Emmanuel Philibert, Prince of Carignano
|Prince of Carignano|
|Spouse||Maria Angela Caterina d'Este|
|Victor Amadeus I, Prince of Carignano|
|Italian: Emanuele Filiberto di Savoia
French: Emmanuel Philibert de Savoie
|Father||Thomas Francis, Prince of Carignano.|
|Mother||Marie de Bourbon|
20 August 1628|
|Died||21 April 1709
Palazzo Carignano, Turin, Italy
He was born deaf, at Moûtiers, Savoy, now part of France. His being deaf greatly concerned his family. However, he eventually learned to communicate with others by lip-reading, and to speak a few words, though with great difficulty.
As a youth he was sent to the Spanish priest Don Manuel Ramirez, a famous teacher of the deaf in Spain. Under his guidance Emmanuel Philibert learned to read and to write. He went on to study a range of sciences under the guidance of Alessandro Tesauro, showing great aptitude. His sister, Princess Louise Christine was the wife of Hereditary Prince Ferdinand Maximilian of Baden-Baden, they were the parents of the famous Türkenlouis, Ludwig Wilhelm of Baden-Baden.
In his 20s Emmanuel Philibert followed his father Thomas in the last of his campaigns in Lombardy, acquitting himself with great valour, and two years later he was named a colonel of cavalry in the service of his distant cousin Louis XIV, King of France.

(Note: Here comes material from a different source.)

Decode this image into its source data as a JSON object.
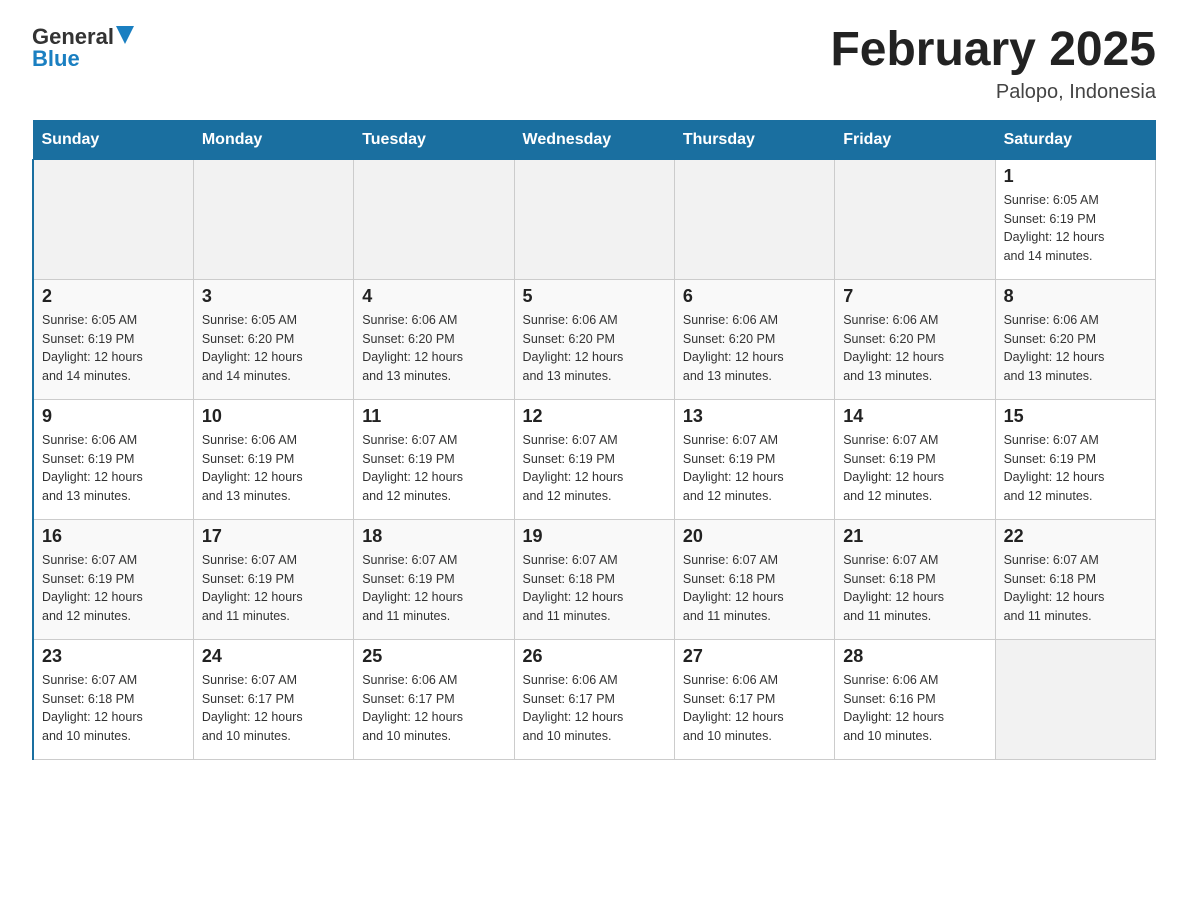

In 1658 Emmanuel Philibert was created a lieutenant-general by his first cousin Charles Emmanuel II, Duke of Savoy, in the latter's absence, and in 1663 was appointed governor of the city of Asti. When Charles Emmanuel died in 1675, his son and heir Victor Amadeus II was only nine years old, and Emmanuel Philibert became heir presumptive to the duchy of Savoy unless and until Victor Amadeus had a male heir in turn (which was not to happen until 1699).
A great connoisseur of architecture, Emmanuel Philibert commissioned the Palazzo Carignano in Turin, built between 1679 and 1684. He also commissioned major renovations to the castle of Racconigi. Guarino Guarini rebuilt an older dwelling, while the project for the park was entrusted to André le Nôtre who realised magnificent French-style gardens.
In November 1701, he acted as Philip V of Spain in a proxy marriage between Philip V and his cousin Maria Luisa of Savoy. He also acted as god father to Maria Luisa's sister, Princess Maria Adelaide, mother of Louis XV.
Emmanuel Philibert died in Turin on 21 April 1709. In 1836 his remains were brought to the church of San Michele della Chiusa in that city.
Marriage and issue
On 10 November 1684 in the Castle of Racconigi, Emmanuel Philibert, by now in his fifties, married Maria Angela Caterina d'Este, the beautiful daughter of the late General Borso d'Este, marquis of Scandiano, the collateral branch of the duchy of Modena, and Ippolita d'Este. This match was opposed by Louis XIV of France, who had wanted Emmanuel Philibert to marry a French princess, given his position as heir to the duchy of Savoy (Marie Thérèse de Bourbon or one of her sisters were the proposed bride's, as Louis XIV had no legitimate daughters).
In 1685, after the intercession of Vittorio Amadeo II, Emmanuel Philibert obtained permission from Louis XIV to return to Turin. He and Caterina had two girls and two boys, of whom only their son Vittorio Amadeo would have children.
- Maria Isabella of Savoy (14 March 1687 – 2 May 1767) married:
- Alfonso Tapparello, Count of Lagnasco, no issue;
- Conte Eugenio Ruffia di Cambiano, no issue;
- Cavaliere Carlo Biandrate, no issue;
- Maria Vittoria of Savoy (12 February 1688 – 18 May 1763) married Onorato Malabayla, Count of Canale in 1721, had no issue;
- Victor Amadeus of Savoy, (1 Mar 1690 – 4 April 1741) married Maria Vittoria Francesca of Savoy, illegitimate daughter of Victor Amadeus II of Sardinia and his mistress Jeanne Baptiste d'Albert de Luynes, had issue;
- Thomas Philippe Geatano of Savoy (10 May 1696 – 12 Sep 1715) never married;
|Ancestors of Emmanuel Philibert, Prince of Carignano|
References and notes
- Williams, H. Noel. "A Rose of Savoy, Marie Adelaide of Savoy, duchesse de Bourgogne, Mother of Louis XV". InternetArchive.org. Retrieved 2009-12-15.